Assigned task
Would you please repeat the data exactly as given?

Stored data
________________________________________

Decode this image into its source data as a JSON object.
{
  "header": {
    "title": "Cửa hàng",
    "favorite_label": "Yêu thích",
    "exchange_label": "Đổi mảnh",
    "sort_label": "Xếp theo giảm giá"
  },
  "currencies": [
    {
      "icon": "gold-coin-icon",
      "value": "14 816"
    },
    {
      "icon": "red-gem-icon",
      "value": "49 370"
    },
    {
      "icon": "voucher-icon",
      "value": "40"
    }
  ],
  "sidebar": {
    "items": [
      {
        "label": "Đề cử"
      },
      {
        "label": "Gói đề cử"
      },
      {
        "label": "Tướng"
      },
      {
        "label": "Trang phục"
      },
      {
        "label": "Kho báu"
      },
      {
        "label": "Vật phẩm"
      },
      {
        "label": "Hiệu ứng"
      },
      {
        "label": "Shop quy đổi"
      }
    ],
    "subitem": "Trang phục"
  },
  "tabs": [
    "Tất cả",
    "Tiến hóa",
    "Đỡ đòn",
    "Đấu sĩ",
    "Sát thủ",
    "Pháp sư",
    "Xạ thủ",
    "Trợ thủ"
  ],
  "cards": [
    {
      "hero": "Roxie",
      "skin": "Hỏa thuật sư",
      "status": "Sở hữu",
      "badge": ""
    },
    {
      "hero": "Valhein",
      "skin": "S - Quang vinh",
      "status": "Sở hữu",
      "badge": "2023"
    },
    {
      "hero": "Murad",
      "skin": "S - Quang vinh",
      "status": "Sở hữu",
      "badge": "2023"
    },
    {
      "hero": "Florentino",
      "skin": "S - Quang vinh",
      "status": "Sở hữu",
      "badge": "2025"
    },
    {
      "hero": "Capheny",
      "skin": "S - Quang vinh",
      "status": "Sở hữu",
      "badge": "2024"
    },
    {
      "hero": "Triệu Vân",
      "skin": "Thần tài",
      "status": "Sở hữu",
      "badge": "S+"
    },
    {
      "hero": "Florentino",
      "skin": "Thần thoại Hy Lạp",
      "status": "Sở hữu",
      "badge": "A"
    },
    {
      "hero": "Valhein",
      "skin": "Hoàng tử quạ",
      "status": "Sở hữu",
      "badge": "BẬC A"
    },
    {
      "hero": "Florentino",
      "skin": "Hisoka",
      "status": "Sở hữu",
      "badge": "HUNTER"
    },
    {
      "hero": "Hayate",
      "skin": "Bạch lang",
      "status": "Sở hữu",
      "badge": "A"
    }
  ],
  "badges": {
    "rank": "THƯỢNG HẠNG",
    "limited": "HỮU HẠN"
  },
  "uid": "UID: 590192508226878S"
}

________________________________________

Answer
Decode this image into its source data as a JSON object.
{
  "header": {
    "title": "Cửa hàng",
    "favorite_label": "Yêu thích",
    "exchange_label": "Đổi mảnh",
    "sort_label": "Xếp theo giảm giá"
  },
  "currencies": [
    {
      "icon": "gold-coin-icon",
      "value": "14 816"
    },
    {
      "icon": "red-gem-icon",
      "value": "49 370"
    },
    {
      "icon": "voucher-icon",
      "value": "40"
    }
  ],
  "sidebar": {
    "items": [
      {
        "label": "Đề cử"
      },
      {
        "label": "Gói đề cử"
      },
      {
        "label": "Tướng"
      },
      {
        "label": "Trang phục"
      },
      {
        "label": "Kho báu"
      },
      {
        "label": "Vật phẩm"
      },
      {
        "label": "Hiệu ứng"
      },
      {
        "label": "Shop quy đổi"
      }
    ],
    "subitem": "Trang phục"
  },
  "tabs": [
    "Tất cả",
    "Tiến hóa",
    "Đỡ đòn",
    "Đấu sĩ",
    "Sát thủ",
    "Pháp sư",
    "Xạ thủ",
    "Trợ thủ"
  ],
  "cards": [
    {
      "hero": "Roxie",
      "skin": "Hỏa thuật sư",
      "status": "Sở hữu",
      "badge": ""
    },
    {
      "hero": "Valhein",
      "skin": "S - Quang vinh",
      "status": "Sở hữu",
      "badge": "2023"
    },
    {
      "hero": "Murad",
      "skin": "S - Quang vinh",
      "status": "Sở hữu",
      "badge": "2023"
    },
    {
      "hero": "Florentino",
      "skin": "S - Quang vinh",
      "status": "Sở hữu",
      "badge": "2025"
    },
    {
      "hero": "Capheny",
      "skin": "S - Quang vinh",
      "status": "Sở hữu",
      "badge": "2024"
    },
    {
      "hero": "Triệu Vân",
      "skin": "Thần tài",
      "status": "Sở hữu",
      "badge": "S+"
    },
    {
      "hero": "Florentino",
      "skin": "Thần thoại Hy Lạp",
      "status": "Sở hữu",
      "badge": "A"
    },
    {
      "hero": "Valhein",
      "skin": "Hoàng tử quạ",
      "status": "Sở hữu",
      "badge": "BẬC A"
    },
    {
      "hero": "Florentino",
      "skin": "Hisoka",
      "status": "Sở hữu",
      "badge": "HUNTER"
    },
    {
      "hero": "Hayate",
      "skin": "Bạch lang",
      "status": "Sở hữu",
      "badge": "A"
    }
  ],
  "badges": {
    "rank": "THƯỢNG HẠNG",
    "limited": "HỮU HẠN"
  },
  "uid": "UID: 590192508226878S"
}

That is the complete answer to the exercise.